Unconventional ideas about remodeling suited these clients. Mary is a philanthropist and artist who hosts houseguests and large gatherings with enthusiasm. Her hand-thrown clay forms are expressive, and in the kitchen, she experiments with such combinations as wood-fired pizza with preserved lemon and asparagus and cookies infused with lavender.
That spirit of playful and productive investigation runs in the family. Carlton, who left a successful law practice to tinker with toy ideas, was instrumental in introducing the Razor scooter to America in 2000, launching a craze. (He’s still president of Razor USA.) And the couple’s sons have followed their own creative paths: Isaac, 21, is an avid singer-songwriter, and Seth, 19, held a patent while still in middle school.
The architects’ strategy—integrating the requested pavilions—preserved the terrain, while referring back to Straub’s design. Along the slope, the structures, Fung explains, progressively "blur the lines between building and landscape." With their minimal footprints, some burrow into the earth, while others echo the ground plane with planted roofs, up-tilted like tectonic plates.
Distilling and expanding on Straub’s Japanese-inspired language wasn’t about stylistic flourishes, but about proportion, rhythm, and materials. And that extended to the "huts," as the owners call their ancillary structures, which reinterpret the main house’s textured modernism with earthy walls of board-formed concrete and redwood siding.

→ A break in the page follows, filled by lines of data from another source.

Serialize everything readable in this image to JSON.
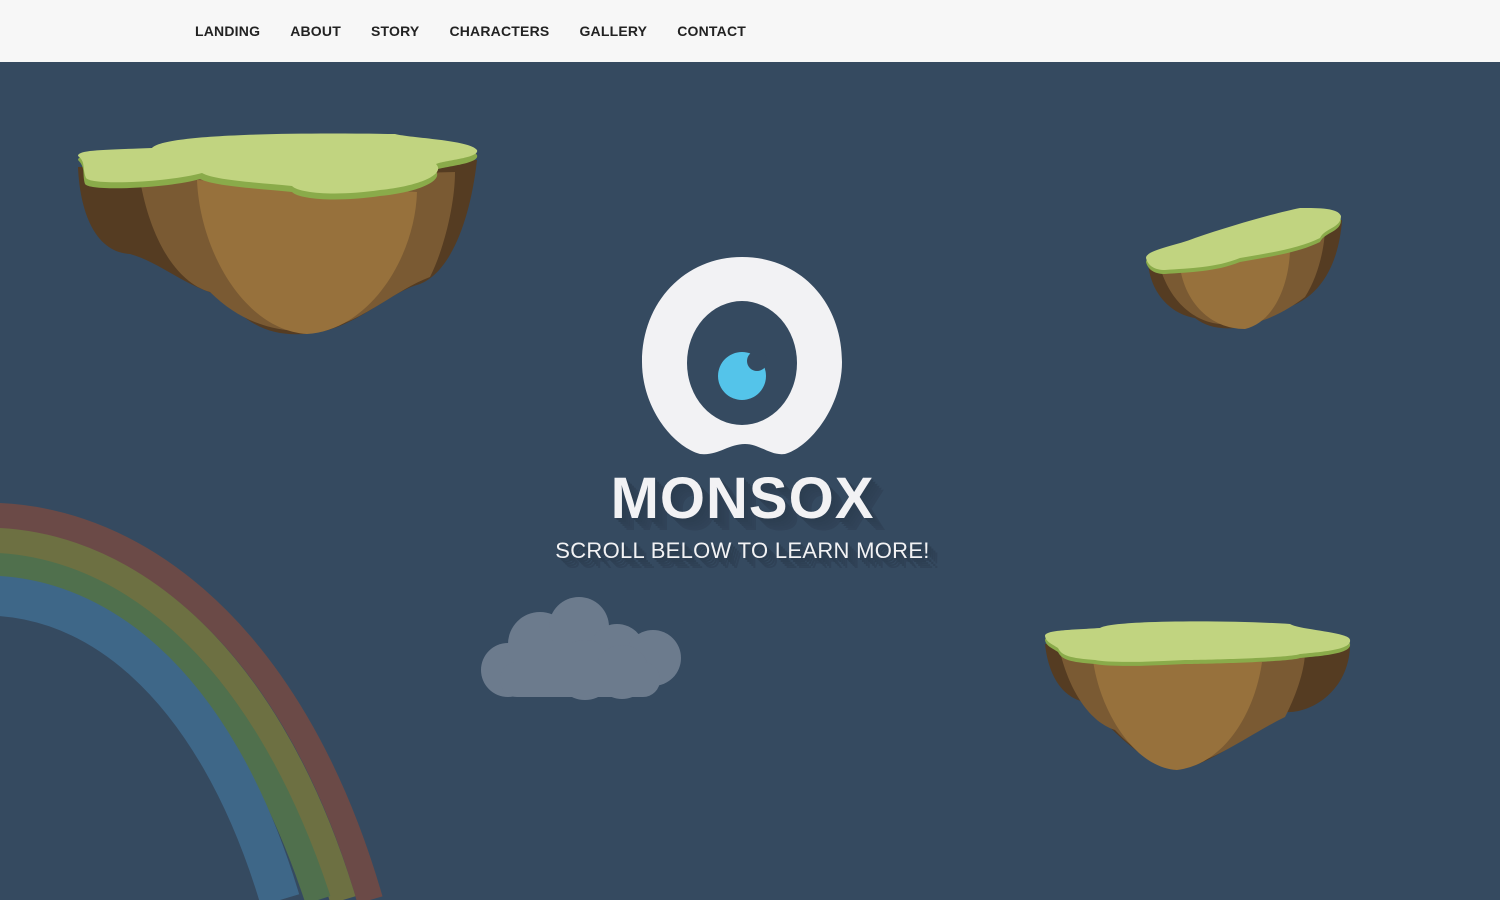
{
  "nav": {
    "items": [
      {
        "label": "LANDING"
      },
      {
        "label": "ABOUT"
      },
      {
        "label": "STORY"
      },
      {
        "label": "CHARACTERS"
      },
      {
        "label": "GALLERY"
      },
      {
        "label": "CONTACT"
      }
    ]
  },
  "hero": {
    "title": "MONSOX",
    "subtitle": "SCROLL BELOW TO LEARN MORE!"
  },
  "colors": {
    "background": "#354a60",
    "navbar": "#f7f7f7",
    "grass": "#c1d480",
    "grass_edge": "#8aab4a",
    "dirt_light": "#97713c",
    "dirt_mid": "#7a5a33",
    "dirt_dark": "#553c22",
    "eye_white": "#f2f2f4",
    "pupil": "#54c4ea",
    "cloud": "#6c7b8d"
  }
}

In harmony with the landscape, the architects replaced the stucco on the 3,025-square-foot main house, swapping its turquoise-trimmed yellow for lemongrass-green. (Straub’s original color scheme is unknown.) The design team restored concrete floors throughout and opened up dark, fragmented areas, connecting the interior to outdoor "rooms." They removed partitions between dining and living zones, articulating the space with credenzas and built-ins. At the center of the house’s pinwheel plan, the formerly enclosed kitchen is now light-filled and unencumbered, redefined by exposed ceiling beams and aqua-and-lime cabinets—nods to midcentury design. "It’s the most amazing kitchen," says Mary—who used to produce "great meals from a toaster oven," according to Carlton. Now she can nourish crowds.
The couple kept the wisteria-edged tennis court—a relic that was part of a residence that predated Straub’s design. It’s still used for tennis, but it’s also "a proving ground for Carlton’s ‘wheel goods,’" such as scooters and caster boards, Mary explains. "The kids would ride around or joust here—and it’s where we’ve had receptions and dancing."
In the two years since completing the project, the owners have hosted six weddings for friends. They’ve also opened their home to fundraising and political events, to a weekend retreat for a youth chorus, and to performances, including a full opera.
While this idea of a home fanning out into satellite buildings serves one family’s style of living, it’s also about embracing a broader community. "We’re very lucky to live here," says Mary, "and so lucky we can share it."
While reporting on Hadley and Peter Arnold's Canyon House, writer and architect Sarah Amelar got to rub shoulders–or rather wings and fins–with the family's menagerie: three dogs, a cat, two rabbits, two birds and a fish. Amerlar also attended the world premiere of The Mystery of the Two Sisters, an original play staged in the courtyard by Arnolds' daughter and her friends.